On July 27, just weeks after the court indicated its inclination to rule in favor of the public interest in ALERT’s lawsuit on rules governing dispersant use, the EPA split its long-delayed final rule in two. The result is a further delay of the rules governing dispersant use while rushing ahead with a rule to monitor use that hasn’t been authorized yet. If this doesn’t make sense, it’s because it doesn’t. But it should make the oil and gas industry happy.
“API members – as regulated entities – will be impacted by any change to the status quo.”
American Petroleum Institute
API reply in support of motion to intervene
April 28, 2020
During the 2010 BP Deepwater Horizon (DWH) oil disaster, issues arose about dispersant use that were not addressed under our nation’s 27-year-old emergency oil spill response plan.

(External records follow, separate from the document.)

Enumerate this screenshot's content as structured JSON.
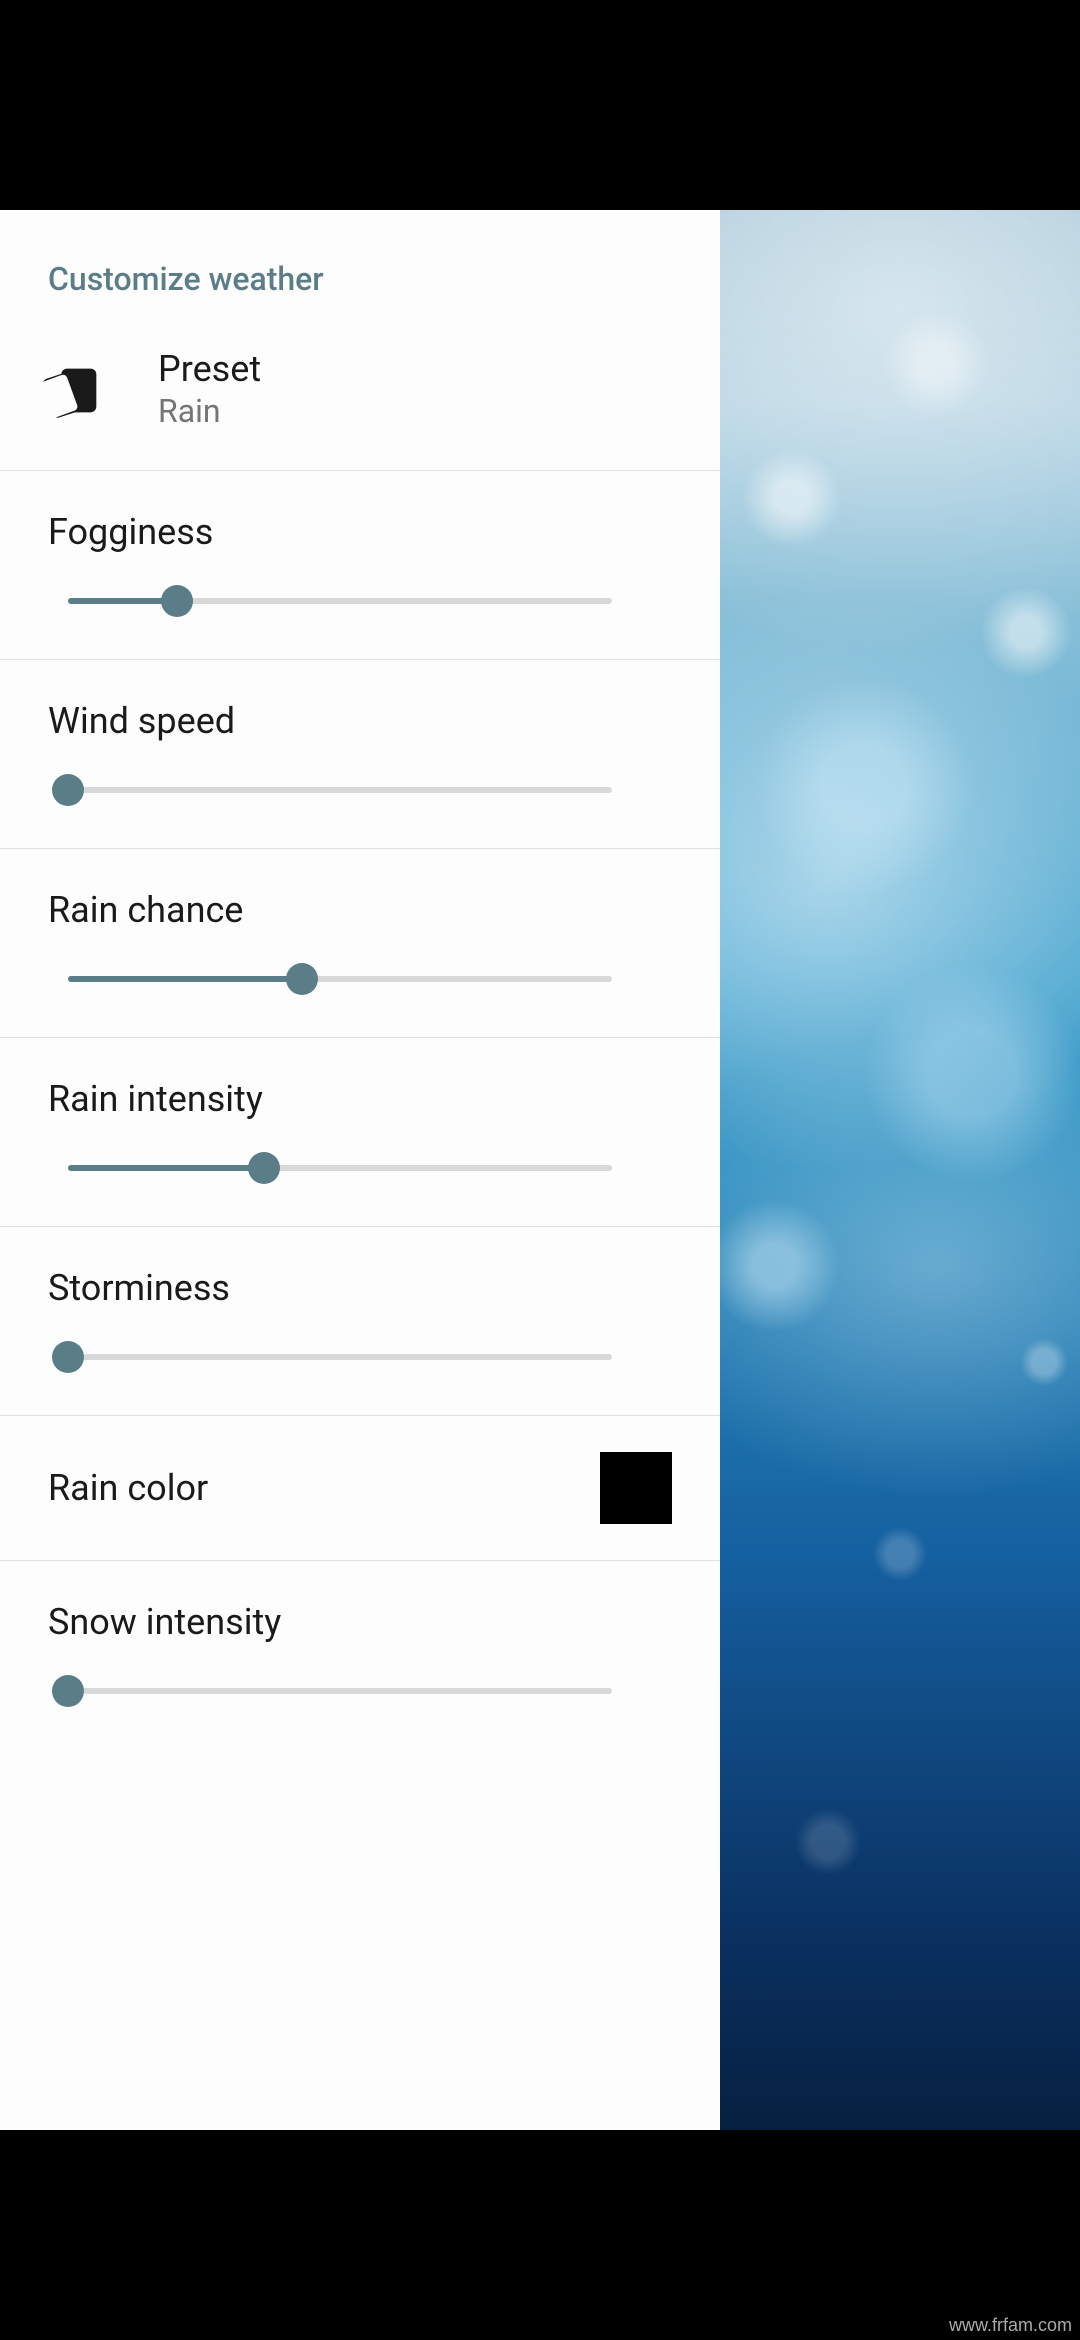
{
  "header": {
    "title": "Customize weather"
  },
  "preset": {
    "title": "Preset",
    "value": "Rain"
  },
  "sliders": [
    {
      "label": "Fogginess",
      "value": 20
    },
    {
      "label": "Wind speed",
      "value": 0
    },
    {
      "label": "Rain chance",
      "value": 43
    },
    {
      "label": "Rain intensity",
      "value": 36
    },
    {
      "label": "Storminess",
      "value": 0
    },
    {
      "label": "Snow intensity",
      "value": 0
    }
  ],
  "colorSetting": {
    "label": "Rain color",
    "hex": "#000000"
  },
  "watermark": "www.frfam.com"
}
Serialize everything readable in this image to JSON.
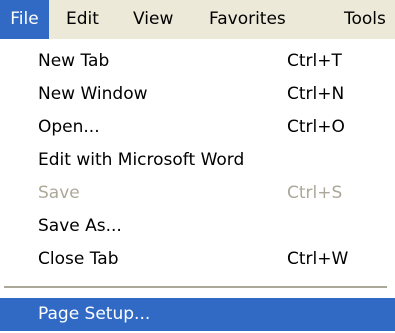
{
  "menubar": {
    "items": [
      {
        "label": "File"
      },
      {
        "label": "Edit"
      },
      {
        "label": "View"
      },
      {
        "label": "Favorites"
      },
      {
        "label": "Tools"
      }
    ]
  },
  "file_menu": {
    "items": [
      {
        "label": "New Tab",
        "shortcut": "Ctrl+T"
      },
      {
        "label": "New Window",
        "shortcut": "Ctrl+N"
      },
      {
        "label": "Open...",
        "shortcut": "Ctrl+O"
      },
      {
        "label": "Edit with Microsoft Word",
        "shortcut": ""
      },
      {
        "label": "Save",
        "shortcut": "Ctrl+S"
      },
      {
        "label": "Save As...",
        "shortcut": ""
      },
      {
        "label": "Close Tab",
        "shortcut": "Ctrl+W"
      },
      {
        "label": "Page Setup...",
        "shortcut": ""
      }
    ]
  },
  "colors": {
    "highlight": "#316ac5",
    "menubar_background": "#ece9d8",
    "disabled_text": "#aca899"
  }
}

Questions about whether dispersants should be used in the deep sea (“subsurface”) when the plan only authorized surface use. Questions about how much is too much when the need arose for daily use of large amounts of dispersants over weeks, then months. None of these “atypical” uses were envisioned or addressed in the outdated plan. But the U.S. Coast Guard authorized them all anyway, using its discretionary powers.
In 2015, the Obama Administration proposed to update rules governing product use, including dispersants, based on current science. The trouble is: the science post-BP disaster has found that dispersants when combined with oil, as they are designed to do, are now known to cause more harm to people and wildlife than the oil alone. This is an inconvenient truth for the oil and gas industry that benefits from the status quo – the old rules based on last century’s science that did not anticipate harm from dispersant use.
“EPA believes that industry and OSROs (oil spill response organizations) have been preparing for the requirements of this rule since the 2013 issuance of the [federal] guidance document [on environmental monitoring for atypical dispersant operations], and notes API issued its own guidelines in 2013 on subsurface dispersant monitoring” (emphasis added).
2013 was two years before EPA offered its proposed rule to the (rest of) the public – and four years before findings began to appear that linked long-term harm from oil-dispersant exposure to disabling chemical illnesses, long-term diseases, cancers, and deaths in BP spill responders and Gulf coast residents, including children.
EPA maintains that “the requirements set forth in this action are informed by lessons learned during the Deepwater Horizon response…” But lessons learned by whom? Most individual public commenters opposed the use of toxic chemical dispersants because of lessons learned from the BP disaster response.
The rule on atypical dispersant use is a win-win for the oil and gas industry. By splitting the final rule in two, the EPA stalls the update on last century’s science – the part that API perceives to threaten the “status quo” – for at least another two years. A win for industry. By authorizing monitoring of “atypical dispersant use,” EPA signals that it is envisioning exactly such use during the next oil disaster. Another win for industry.
Even worse, instead of monitoring all dispersant use, as the public wanted, EPA limited the final rule to only what the industry has wanted since 2013 – subsurface application and prolonged surface use. Further, the final rule leaves the monitoring to the spiller, which recent history has shown to be a terrible idea. Based on its water monitoring in 2010, BP concluded subsurface dispersant use reduced surface air levels of hydrocarbons. However, when independent scientists analyzed BP’s water monitoring dataset, they concluded subsurface oil distribution was entirely controlled by temperature- and pressure-dependent processes – and recommended against such use. As for air quality, other independent scientists reported dangerous levels of oil were present in the air for months after the well was capped. These findings were published after the public comment period in the 2015 rulemaking had closed.
At this critical juncture, we await a court ruling in our lawsuit – and we will be looking for other opportunities to address our nation’s dangerously outdated emergency oil spill response plan.